Greetings, gods and goddesses. At last spring is here. My guest today is the sensational Ashley York. Ashley writes historical romance full of passion and intrigue set in 11th and 12th century Ireland, Scotland, and England where life was wild and survival was never guaranteed. Whether it’s in the mysterious ring forts of Ireland, the Scottish Highlands, or the battle fields of Hastings, her characters fight hard and play hard. Good or evil, primary or secondary, they’ll yank at your emotions and make it hard to put her books down. Today she shares with us an excerpt from her Medieval Romance, Eyes of the Seer.
It was usually Joan who saw to such things for Marcán. He was shown this deference as a sign of his value to the clan. An unmarried warrior was usually seen to by the king’s wife, but until now Diarmuid had had no wife, and the late king’s wife, Beibhinn, chose to ignore him.
The thought of Astrid helping him in his bath stiffened his prick in an instant. Followed by the realization that it would not be a good idea to allow her to touch him. The simple act of assisting in his bath could be his undoing; he wanted her that much.

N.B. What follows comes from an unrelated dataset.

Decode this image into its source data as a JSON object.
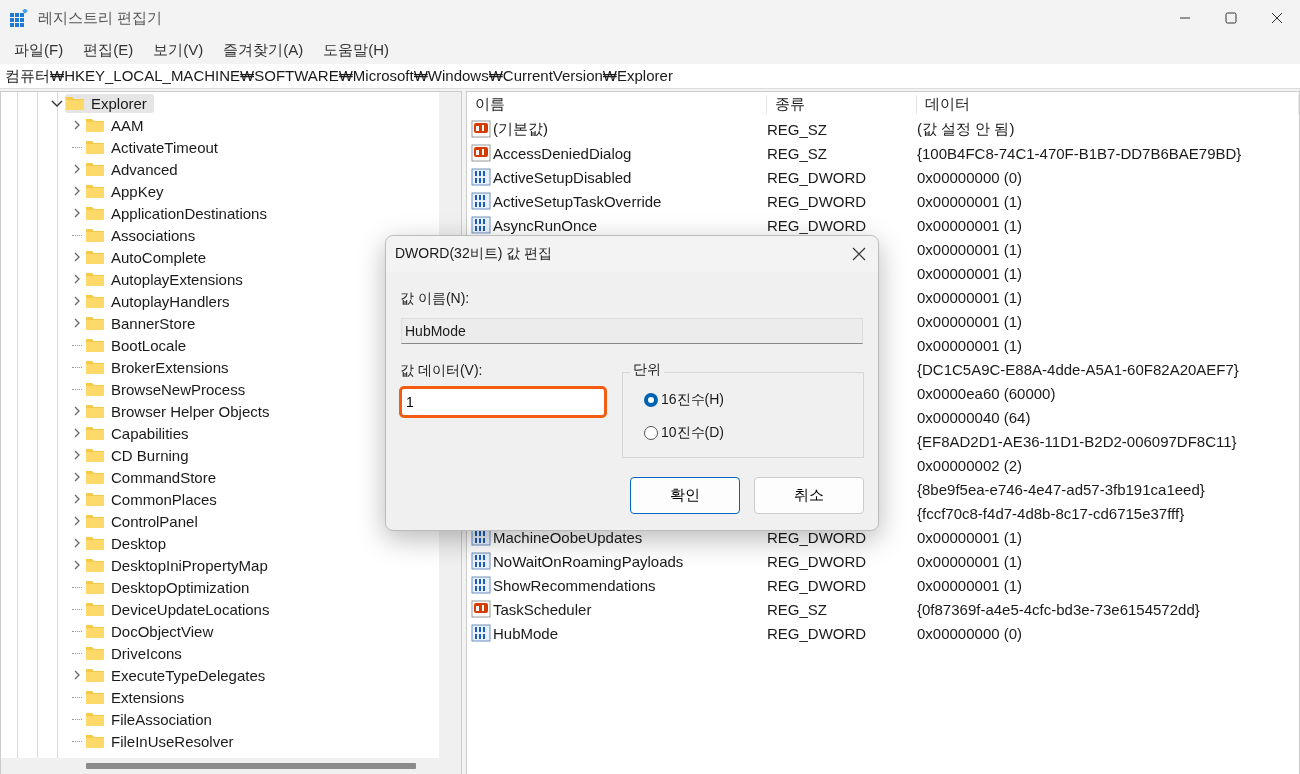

The mere thought of the scent of her hair, the feel of her hands, her bosom innocently pressing against him was enough to banish his exhaustion. He was painfully hard with need for her. Standing, he turned away from the opening door. He needed to get out of this, or she would finally learn just how besotted he was with her. And she would not be happy.
BLURB: In ancient Ireland, men and women take to the legends for answers. Different-colored eyes are the mark of a Seer, it is said, and those who can see the future are in league with the devil. They cannot be suffered to live.
He wishes to prove himself…
Marcán of Clonascara bears the bloodline of Brian Boru, the legendary high king, and his prowess as a warrior has earned him great respect. But he was born with different-colored eyes, and there are some who would have him suffer a Seer’s fate. His fiercest adversary is Beibhinn, mother to Diarmuid, his close friend and king, and Astrid, the woman who holds his heart. If Astrid ever showed him any interest, he would fight Beibhinn and any army to wed her.
She is desperate to escape…
Astrid is sick of her mother’s belittling, but her brother is in no hurry to see her married, so she decides to see to her own match-making. The man she approaches quickly reveals his lack of honor, but her overbearing mother pushes her to wed him anyway. When Astrid discovers Marcán’s love for her, she realizes that what she wants has been in front of her all along. True happiness awaits them, but only if they can put a stop to her mother’s plans.